Why Three of the Biggest U.S. Summer Dance Festivals Pulled the Plug Months in Advance

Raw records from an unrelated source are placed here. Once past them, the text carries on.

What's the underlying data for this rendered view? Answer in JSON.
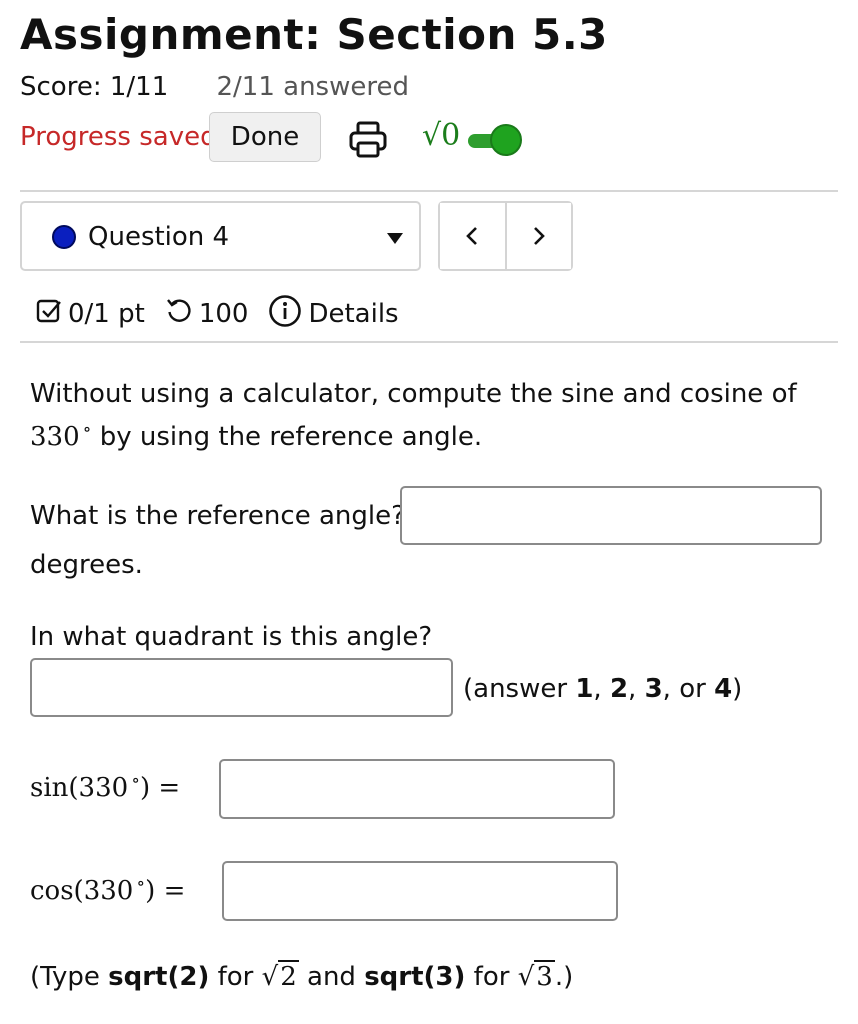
{
  "header": {
    "title": "Assignment: Section 5.3",
    "score": "Score: 1/11",
    "answered": "2/11 answered",
    "progress_status": "Progress saved",
    "done_label": "Done",
    "math_toggle_glyph": "√0",
    "math_toggle_on": true,
    "accent_color": "#c62828",
    "toggle_color": "#1fa31f"
  },
  "question_nav": {
    "selected": "Question 4",
    "status_dot_color": "#0a1fbf",
    "prev_label": "<",
    "next_label": ">"
  },
  "meta": {
    "points": "0/1 pt",
    "retries": "100",
    "details": "Details"
  },
  "question": {
    "prompt": "Without using a calculator, compute the sine and cosine of",
    "angle": "330",
    "prompt_tail": "by using the reference angle.",
    "reference_label": "What is the reference angle?",
    "reference_value": "",
    "reference_unit": "degrees.",
    "quadrant_label": "In what quadrant is this angle?",
    "quadrant_value": "",
    "quadrant_hint_prefix": "(answer ",
    "quadrant_hint_1": "1",
    "quadrant_hint_2": "2",
    "quadrant_hint_3": "3",
    "quadrant_hint_or": "or",
    "quadrant_hint_4": "4",
    "quadrant_hint_suffix": ")",
    "sin_label_fn": "sin(330",
    "cos_label_fn": "cos(330",
    "deg_symbol": "∘",
    "close_eq": ") =",
    "sin_value": "",
    "cos_value": "",
    "hint_type": "(Type ",
    "hint_sqrt2_code": "sqrt(2)",
    "hint_for_1": " for ",
    "hint_sqrt2_radicand": "2",
    "hint_and": " and ",
    "hint_sqrt3_code": "sqrt(3)",
    "hint_for_2": " for ",
    "hint_sqrt3_radicand": "3",
    "hint_end": ".)"
  }
}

March 31, 2020: It was the day the summer dance festivals died. Though the respective directors of Jacob's Pillow, American Dance Festival and Bates Dance Festival hadn't planned to announce the cancellations of their 2020 editions all on the same day, their decisions appeared in inboxes and on social media channels within hours of each other. This news—marking the first operational break for these three festivals in their combined 212-year history—stood out among the host of spring event cancellations for its prescience. Most summer dance programs were still waiting to make any announcements, in the hope that more time might allow for less drastic cuts to programming. (Vail Dance Festival, which had been scheduled to open July 31, did not announce its cancellation until mid-May.)